Today, HHS announced goals and a timeline to move the Medicare program toward paying for the quality – not quantity – of healthcare provided to patients.
Although HHS anticipates “better, smarter, healthier” results, this move could give whistleblowers ammunition to bring quality-of-care and worthless-services lawsuits under the False Claims Act. FCA claims are often tested against whether the alleged violations are tied to federal payment, and if quality-of-care standards become Medicare conditions of payment – not only Medicare conditions of participation – providers face an increased risk of FCA allegations related to claims for alleged substandard care.
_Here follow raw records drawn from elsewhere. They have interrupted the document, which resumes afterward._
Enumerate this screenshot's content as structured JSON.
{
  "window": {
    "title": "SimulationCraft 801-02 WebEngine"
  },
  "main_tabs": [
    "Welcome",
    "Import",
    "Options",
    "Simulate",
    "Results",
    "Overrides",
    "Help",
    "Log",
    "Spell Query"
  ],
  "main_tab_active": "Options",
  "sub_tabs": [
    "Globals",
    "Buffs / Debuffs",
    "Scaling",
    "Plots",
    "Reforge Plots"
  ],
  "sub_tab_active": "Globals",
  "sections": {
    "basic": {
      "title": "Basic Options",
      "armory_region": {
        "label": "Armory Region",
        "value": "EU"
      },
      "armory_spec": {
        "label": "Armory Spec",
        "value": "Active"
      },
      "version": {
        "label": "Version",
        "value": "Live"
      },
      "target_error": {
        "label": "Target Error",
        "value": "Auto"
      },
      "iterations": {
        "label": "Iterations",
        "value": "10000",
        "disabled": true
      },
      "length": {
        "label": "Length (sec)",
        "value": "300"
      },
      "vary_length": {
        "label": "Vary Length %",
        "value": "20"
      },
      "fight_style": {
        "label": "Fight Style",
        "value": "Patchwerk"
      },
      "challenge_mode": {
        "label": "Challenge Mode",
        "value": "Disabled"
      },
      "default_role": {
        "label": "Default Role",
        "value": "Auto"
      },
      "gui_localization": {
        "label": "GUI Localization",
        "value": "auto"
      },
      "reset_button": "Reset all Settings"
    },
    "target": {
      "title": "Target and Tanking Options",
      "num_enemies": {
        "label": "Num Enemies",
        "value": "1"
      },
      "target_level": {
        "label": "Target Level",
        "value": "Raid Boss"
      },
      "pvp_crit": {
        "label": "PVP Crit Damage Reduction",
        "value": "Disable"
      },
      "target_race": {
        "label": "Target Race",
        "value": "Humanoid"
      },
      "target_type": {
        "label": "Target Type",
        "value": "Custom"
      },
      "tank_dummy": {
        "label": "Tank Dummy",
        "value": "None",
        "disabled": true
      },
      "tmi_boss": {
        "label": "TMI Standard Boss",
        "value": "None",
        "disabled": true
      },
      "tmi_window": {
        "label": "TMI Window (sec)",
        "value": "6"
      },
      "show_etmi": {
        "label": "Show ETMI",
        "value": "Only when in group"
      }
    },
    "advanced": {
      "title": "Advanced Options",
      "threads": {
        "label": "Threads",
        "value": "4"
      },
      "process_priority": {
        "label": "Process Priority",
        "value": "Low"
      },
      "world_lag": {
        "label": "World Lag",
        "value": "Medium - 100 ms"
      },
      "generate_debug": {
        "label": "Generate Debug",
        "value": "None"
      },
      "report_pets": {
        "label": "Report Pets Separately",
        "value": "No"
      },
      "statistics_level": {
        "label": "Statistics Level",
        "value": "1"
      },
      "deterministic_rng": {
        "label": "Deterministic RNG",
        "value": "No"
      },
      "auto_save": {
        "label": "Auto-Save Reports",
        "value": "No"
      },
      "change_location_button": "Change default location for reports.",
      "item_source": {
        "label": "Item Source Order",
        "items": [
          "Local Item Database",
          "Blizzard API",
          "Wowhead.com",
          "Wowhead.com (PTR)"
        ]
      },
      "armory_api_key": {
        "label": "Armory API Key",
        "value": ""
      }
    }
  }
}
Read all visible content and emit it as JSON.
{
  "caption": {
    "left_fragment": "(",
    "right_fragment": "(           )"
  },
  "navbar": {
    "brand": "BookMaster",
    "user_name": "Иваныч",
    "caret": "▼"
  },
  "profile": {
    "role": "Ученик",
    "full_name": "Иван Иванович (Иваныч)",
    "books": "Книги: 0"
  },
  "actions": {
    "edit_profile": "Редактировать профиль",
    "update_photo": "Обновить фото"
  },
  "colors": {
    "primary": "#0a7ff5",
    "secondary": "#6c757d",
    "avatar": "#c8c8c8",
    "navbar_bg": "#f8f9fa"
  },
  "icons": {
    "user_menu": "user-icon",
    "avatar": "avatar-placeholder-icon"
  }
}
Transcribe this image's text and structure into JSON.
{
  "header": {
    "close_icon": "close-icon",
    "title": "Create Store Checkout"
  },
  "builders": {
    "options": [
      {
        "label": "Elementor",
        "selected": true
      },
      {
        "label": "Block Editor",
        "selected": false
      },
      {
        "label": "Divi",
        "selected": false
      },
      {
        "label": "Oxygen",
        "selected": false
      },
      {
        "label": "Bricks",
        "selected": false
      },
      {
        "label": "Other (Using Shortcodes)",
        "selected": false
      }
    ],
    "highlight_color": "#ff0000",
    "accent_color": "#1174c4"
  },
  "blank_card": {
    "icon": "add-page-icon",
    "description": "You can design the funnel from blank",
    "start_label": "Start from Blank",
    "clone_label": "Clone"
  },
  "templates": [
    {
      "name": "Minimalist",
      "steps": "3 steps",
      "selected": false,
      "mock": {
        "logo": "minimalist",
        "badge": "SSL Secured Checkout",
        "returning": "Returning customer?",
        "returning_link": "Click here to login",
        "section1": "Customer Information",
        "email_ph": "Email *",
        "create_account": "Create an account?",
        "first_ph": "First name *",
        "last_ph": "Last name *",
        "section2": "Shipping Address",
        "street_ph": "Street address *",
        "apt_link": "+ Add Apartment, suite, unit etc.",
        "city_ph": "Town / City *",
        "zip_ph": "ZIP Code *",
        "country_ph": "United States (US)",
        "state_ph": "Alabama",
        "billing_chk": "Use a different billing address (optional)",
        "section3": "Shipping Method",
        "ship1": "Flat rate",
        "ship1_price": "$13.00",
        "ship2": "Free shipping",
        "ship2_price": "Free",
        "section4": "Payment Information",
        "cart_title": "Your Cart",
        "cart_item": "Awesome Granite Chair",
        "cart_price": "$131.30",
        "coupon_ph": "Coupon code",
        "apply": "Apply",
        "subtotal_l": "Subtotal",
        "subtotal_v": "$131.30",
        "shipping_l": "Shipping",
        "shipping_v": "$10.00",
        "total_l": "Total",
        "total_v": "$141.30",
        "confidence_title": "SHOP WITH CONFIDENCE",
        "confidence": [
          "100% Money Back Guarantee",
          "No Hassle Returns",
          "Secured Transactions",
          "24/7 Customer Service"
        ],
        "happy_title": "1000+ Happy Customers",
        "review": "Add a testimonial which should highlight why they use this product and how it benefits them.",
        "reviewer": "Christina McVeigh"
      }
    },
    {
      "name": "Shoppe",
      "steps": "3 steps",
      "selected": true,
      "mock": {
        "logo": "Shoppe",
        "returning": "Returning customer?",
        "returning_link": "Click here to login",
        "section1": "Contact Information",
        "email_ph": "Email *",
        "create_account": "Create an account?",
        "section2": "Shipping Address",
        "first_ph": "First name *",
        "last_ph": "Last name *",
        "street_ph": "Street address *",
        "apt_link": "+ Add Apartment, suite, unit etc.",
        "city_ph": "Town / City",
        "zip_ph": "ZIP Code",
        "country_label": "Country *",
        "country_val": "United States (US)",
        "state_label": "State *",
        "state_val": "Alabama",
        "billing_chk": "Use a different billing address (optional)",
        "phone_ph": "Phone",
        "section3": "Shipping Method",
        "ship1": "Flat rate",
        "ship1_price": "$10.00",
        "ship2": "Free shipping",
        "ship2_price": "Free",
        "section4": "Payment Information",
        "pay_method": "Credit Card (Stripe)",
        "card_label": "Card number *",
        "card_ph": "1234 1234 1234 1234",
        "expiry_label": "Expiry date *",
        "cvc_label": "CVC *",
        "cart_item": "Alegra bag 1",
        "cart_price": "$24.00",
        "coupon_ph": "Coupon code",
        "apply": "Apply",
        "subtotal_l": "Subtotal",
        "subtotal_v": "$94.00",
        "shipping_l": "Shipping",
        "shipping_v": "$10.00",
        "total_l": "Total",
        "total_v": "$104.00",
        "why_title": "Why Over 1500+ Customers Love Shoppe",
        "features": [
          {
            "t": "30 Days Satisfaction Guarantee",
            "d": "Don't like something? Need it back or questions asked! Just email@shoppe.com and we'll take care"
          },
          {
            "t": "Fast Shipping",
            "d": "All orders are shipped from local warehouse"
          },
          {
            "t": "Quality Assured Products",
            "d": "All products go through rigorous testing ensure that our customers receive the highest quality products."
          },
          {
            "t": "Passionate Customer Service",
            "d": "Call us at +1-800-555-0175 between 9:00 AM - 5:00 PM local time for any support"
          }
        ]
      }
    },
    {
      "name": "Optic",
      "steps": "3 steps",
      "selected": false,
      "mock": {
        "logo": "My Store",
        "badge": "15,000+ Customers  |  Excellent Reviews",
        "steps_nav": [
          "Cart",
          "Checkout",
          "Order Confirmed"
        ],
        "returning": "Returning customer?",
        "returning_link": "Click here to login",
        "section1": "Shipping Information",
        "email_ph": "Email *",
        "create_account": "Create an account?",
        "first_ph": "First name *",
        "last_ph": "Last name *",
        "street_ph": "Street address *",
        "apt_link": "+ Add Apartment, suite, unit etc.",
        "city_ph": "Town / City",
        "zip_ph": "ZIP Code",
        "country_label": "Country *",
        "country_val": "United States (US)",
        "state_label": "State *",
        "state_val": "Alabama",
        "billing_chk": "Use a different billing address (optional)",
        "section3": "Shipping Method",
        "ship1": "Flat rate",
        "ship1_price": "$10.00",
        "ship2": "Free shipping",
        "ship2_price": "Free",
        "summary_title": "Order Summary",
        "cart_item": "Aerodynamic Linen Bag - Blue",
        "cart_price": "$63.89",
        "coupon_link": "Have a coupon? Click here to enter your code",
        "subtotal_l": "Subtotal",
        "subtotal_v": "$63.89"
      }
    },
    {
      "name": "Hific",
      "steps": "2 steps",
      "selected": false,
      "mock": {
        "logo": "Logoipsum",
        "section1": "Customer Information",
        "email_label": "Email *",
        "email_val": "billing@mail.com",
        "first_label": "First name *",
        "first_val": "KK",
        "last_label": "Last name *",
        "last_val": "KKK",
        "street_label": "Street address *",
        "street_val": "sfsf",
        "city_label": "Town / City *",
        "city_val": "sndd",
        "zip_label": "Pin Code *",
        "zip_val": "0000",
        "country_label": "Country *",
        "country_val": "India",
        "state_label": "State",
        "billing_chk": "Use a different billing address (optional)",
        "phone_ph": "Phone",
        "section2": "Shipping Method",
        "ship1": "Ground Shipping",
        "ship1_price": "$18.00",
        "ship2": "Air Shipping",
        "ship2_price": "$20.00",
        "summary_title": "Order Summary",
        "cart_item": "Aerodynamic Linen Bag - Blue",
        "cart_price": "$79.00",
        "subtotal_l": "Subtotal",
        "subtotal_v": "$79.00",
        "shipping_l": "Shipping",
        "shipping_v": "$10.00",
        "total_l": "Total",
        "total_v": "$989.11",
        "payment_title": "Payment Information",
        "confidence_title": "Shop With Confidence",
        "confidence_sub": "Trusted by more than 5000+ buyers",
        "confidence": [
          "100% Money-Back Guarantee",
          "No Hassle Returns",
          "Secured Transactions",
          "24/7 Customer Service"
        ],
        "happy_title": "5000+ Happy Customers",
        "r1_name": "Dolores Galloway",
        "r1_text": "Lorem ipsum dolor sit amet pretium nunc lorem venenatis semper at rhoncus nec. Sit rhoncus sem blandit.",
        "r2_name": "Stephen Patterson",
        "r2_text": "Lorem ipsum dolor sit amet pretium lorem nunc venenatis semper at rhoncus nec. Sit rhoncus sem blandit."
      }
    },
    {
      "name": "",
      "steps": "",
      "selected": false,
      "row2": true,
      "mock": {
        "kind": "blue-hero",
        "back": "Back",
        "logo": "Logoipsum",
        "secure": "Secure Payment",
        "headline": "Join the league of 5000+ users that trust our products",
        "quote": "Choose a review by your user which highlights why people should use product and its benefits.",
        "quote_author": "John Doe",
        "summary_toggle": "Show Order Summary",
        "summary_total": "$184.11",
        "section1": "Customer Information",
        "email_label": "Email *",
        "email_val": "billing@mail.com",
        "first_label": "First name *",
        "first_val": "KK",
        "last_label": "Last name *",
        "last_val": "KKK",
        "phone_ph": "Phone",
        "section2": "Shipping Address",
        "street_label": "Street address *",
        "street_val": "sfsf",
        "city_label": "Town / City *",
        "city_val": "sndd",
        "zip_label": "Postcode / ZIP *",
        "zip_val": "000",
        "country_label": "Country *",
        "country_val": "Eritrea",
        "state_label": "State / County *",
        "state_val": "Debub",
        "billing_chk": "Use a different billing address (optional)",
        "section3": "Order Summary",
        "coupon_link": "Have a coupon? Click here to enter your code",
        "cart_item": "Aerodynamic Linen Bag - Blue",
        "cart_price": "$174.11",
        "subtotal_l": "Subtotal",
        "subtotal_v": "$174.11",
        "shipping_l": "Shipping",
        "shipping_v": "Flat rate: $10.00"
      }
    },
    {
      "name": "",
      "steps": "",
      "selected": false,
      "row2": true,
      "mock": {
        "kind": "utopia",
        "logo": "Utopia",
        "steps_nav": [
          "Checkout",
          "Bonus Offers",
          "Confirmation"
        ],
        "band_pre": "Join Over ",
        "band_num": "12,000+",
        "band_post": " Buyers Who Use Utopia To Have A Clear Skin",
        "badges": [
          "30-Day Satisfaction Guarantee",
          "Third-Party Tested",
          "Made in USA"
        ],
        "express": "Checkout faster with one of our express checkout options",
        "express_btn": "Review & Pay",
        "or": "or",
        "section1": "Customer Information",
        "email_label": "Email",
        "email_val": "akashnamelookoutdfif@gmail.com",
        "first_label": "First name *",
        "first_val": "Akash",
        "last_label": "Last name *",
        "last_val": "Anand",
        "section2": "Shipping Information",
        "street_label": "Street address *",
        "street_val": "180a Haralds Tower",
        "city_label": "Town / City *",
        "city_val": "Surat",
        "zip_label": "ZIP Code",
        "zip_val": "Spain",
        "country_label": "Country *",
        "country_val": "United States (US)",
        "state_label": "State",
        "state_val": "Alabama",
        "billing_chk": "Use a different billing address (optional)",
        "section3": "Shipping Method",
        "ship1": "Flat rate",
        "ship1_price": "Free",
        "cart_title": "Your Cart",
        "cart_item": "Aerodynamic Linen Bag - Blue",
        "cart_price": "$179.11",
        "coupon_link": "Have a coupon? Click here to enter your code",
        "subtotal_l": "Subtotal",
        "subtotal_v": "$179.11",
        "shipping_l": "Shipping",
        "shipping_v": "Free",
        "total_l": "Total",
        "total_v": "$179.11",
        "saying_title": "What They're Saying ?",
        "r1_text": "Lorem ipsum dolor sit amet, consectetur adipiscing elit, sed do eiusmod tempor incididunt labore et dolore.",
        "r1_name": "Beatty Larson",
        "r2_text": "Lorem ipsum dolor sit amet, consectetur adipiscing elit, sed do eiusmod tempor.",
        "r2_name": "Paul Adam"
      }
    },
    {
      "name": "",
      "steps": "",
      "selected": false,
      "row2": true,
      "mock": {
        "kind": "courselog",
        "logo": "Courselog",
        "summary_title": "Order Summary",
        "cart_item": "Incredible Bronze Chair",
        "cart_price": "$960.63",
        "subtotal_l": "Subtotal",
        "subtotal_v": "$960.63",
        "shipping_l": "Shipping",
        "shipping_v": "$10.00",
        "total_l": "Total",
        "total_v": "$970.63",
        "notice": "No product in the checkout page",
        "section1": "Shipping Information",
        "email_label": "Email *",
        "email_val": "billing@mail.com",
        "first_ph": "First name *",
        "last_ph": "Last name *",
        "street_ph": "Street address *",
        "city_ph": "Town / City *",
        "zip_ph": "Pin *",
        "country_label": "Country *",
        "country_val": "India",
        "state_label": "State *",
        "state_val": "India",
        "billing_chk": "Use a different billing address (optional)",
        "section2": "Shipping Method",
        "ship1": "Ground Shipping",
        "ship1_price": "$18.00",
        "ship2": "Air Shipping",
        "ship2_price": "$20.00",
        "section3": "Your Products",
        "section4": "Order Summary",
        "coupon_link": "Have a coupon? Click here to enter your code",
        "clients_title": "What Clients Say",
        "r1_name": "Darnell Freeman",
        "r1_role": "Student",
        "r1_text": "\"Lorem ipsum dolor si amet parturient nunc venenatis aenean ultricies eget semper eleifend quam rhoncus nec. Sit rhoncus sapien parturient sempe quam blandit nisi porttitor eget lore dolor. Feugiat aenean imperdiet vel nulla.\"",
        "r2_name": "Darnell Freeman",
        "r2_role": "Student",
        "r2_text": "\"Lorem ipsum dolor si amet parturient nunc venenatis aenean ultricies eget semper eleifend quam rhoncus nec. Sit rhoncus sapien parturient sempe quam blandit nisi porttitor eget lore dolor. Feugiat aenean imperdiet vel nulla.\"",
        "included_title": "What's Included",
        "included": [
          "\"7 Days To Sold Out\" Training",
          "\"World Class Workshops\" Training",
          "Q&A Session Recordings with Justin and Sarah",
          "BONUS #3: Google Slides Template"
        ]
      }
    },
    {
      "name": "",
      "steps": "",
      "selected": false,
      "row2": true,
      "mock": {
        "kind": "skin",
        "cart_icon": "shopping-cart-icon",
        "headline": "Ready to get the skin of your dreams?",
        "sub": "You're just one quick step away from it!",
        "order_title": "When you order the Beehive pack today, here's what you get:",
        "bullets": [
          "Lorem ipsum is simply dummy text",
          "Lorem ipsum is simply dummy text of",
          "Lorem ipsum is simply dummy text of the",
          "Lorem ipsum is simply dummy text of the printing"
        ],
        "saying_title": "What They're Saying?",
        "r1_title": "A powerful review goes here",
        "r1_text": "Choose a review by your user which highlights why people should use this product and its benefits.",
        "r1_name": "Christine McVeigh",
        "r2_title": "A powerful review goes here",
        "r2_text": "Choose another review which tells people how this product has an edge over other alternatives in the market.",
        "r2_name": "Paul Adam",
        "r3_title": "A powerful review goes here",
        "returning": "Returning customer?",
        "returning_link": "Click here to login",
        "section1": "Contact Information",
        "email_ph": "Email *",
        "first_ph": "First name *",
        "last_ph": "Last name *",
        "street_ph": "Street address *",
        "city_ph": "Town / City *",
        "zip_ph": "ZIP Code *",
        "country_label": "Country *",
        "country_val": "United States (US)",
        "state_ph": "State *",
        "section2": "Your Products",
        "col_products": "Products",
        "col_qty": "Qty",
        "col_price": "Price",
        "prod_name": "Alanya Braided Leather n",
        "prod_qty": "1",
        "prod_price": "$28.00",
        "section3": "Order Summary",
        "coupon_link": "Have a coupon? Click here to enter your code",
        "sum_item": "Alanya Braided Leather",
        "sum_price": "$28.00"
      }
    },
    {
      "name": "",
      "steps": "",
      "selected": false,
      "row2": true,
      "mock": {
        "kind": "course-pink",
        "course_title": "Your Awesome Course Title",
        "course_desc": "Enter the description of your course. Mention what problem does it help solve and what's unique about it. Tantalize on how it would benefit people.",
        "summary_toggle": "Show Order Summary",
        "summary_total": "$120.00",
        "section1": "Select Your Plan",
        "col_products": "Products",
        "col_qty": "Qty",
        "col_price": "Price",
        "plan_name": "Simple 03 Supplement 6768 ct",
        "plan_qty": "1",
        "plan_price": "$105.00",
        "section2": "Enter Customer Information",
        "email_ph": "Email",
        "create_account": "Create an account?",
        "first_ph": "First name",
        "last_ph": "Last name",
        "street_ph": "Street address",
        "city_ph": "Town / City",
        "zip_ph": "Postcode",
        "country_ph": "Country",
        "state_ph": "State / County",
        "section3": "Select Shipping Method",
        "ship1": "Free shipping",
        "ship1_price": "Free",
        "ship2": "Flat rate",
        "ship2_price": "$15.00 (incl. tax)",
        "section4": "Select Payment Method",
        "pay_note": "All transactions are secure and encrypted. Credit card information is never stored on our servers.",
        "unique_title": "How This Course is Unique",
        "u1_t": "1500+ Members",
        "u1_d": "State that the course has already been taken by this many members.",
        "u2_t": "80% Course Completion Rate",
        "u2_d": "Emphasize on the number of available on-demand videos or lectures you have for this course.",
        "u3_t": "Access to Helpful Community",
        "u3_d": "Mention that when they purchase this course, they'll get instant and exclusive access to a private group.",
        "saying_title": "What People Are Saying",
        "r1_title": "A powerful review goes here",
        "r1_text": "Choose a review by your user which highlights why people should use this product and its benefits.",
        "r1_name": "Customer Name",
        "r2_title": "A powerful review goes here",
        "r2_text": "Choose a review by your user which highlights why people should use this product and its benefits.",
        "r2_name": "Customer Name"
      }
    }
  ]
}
According to HHS, this is “the first time in the history of the Medicare program that HHS has set explicit goals for alternative payment models and value-based payments.” The goals include:
- Tying 30% of traditional fee-for-service Medicare payments to quality or value through alternative payment models like ACOs or bundled-payment arrangements by the end of 2016, and tying 50% of payments to these models by the end of 2018.
- Tying 85% of traditional Medicare payments to quality or value through programs like the Hospital Value-Based Purchasing and the Hospital Readmissions Reduction programs by the end of 2016, and tying 90% of payments to these models by the end of 2018.
Read more about quality-of-care theories of FCA liability in our posts “Hefty settlement for ‘worthless’ claims” and “Services ‘worth less’ not ‘worthless’ false claims.”